Savile 'took teenagers to hospital'
Jimmy Savile would regularly take teenage girls to a private hospital block alone, a former porter has claimed.
Terry Pratt said the late Jim'll Fix It star was regularly handed a key to the nurses' accommodation building at Leeds General Infirmary during the late 1980s. The ex-worker told the BBC that Savile would arrive with the girls in the early hours of the morning and then leave before dawn.
Scotland Yard has launched an investigation into the television and radio star's activities, and he is now believed to have been one of the UK's most prolific abusers, with about 300 possible victims.
Mr Pratt said he became suspicious when Savile began arriving in the middle of the night with different girls who seemed "star-struck" and were "not streetwise". He added that the celebrity, who was a volunteer and fundraiser for the hospital, would make several late-night visits a month where he would ask for the key to the accommodation block, spend a few hours there and then leave at 5am.

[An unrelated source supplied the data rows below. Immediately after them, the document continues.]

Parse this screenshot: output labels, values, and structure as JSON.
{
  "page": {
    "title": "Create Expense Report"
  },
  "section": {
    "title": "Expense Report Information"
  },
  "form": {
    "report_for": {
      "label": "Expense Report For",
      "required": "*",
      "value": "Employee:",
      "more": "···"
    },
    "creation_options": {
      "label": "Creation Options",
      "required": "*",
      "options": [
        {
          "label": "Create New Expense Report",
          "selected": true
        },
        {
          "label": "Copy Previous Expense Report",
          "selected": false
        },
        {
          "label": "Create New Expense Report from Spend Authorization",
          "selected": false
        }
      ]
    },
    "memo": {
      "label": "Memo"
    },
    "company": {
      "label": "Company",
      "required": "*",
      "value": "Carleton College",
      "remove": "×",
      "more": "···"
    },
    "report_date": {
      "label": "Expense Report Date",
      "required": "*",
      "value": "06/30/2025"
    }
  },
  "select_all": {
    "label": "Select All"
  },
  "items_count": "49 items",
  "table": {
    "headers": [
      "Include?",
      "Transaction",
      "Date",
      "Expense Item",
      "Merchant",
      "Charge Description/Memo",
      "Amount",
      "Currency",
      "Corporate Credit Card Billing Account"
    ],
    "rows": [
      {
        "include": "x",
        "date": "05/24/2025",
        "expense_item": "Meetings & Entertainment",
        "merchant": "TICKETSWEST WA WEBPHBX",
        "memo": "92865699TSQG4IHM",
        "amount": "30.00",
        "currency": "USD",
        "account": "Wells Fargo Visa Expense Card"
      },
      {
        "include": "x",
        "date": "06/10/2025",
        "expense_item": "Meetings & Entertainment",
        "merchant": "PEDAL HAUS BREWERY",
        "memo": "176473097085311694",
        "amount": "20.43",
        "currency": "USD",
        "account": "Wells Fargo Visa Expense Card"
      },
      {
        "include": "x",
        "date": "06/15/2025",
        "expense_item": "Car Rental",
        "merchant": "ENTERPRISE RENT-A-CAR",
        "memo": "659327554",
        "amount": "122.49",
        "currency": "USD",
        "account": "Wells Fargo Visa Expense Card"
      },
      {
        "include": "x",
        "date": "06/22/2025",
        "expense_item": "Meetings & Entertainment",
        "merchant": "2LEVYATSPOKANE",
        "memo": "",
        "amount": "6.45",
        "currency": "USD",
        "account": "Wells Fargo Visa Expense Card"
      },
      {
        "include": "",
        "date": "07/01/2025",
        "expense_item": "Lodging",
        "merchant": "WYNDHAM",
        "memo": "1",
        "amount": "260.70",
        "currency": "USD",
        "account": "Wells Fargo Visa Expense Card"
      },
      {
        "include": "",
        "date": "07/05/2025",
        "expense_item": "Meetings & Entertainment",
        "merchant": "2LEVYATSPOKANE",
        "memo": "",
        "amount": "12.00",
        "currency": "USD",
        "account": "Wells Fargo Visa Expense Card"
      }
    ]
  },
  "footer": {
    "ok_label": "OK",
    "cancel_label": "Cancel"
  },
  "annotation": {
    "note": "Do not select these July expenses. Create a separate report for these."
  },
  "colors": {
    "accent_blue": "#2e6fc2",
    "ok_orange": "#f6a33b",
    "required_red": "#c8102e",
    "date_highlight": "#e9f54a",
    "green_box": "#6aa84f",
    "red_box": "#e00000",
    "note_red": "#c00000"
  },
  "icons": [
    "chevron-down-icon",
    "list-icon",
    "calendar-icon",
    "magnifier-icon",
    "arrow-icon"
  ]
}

Leeds Teaching Hospitals NHS Trust said it was "shocked" by the claims surrounding Leeds General Infirmary and has vowed to help the Metropolitan Police with inquiries into the alleged abuse.
A spokesman for the trust said: "We continue to be shocked by each new allegation. It is important that they are investigated properly. Once again we urge anybody who has any concerns to contact us so that we can pass information on to the police or to contact the police directly via the NSPCC helpline, 0808 800 5000."
Detectives are following 400 lines of inquiry as part of the investigation while the BBC has launched an inquiry into the culture and practices at the corporation in the era of Savile's alleged sexual abuse. It is also looking at the decision-making process that saw a Newsnight investigation into Savile's activities shelved.
Deputy Prime Minister Nick Clegg has said "heads will need to roll" at the BBC if it is discovered that abuse was ignored.
Earlier this week it emerged that Savile was barred from any involvement with the BBC's Children In Need charity. Sir Roger Jones, a former chairman of the charity, said he had been uncomfortable about allowing Savile to have any association with their work. Although he had "no evidence" that Savile was up to anything, he said he behaved strangely, adding: "I think we all recognised he was a pretty creepy sort of character."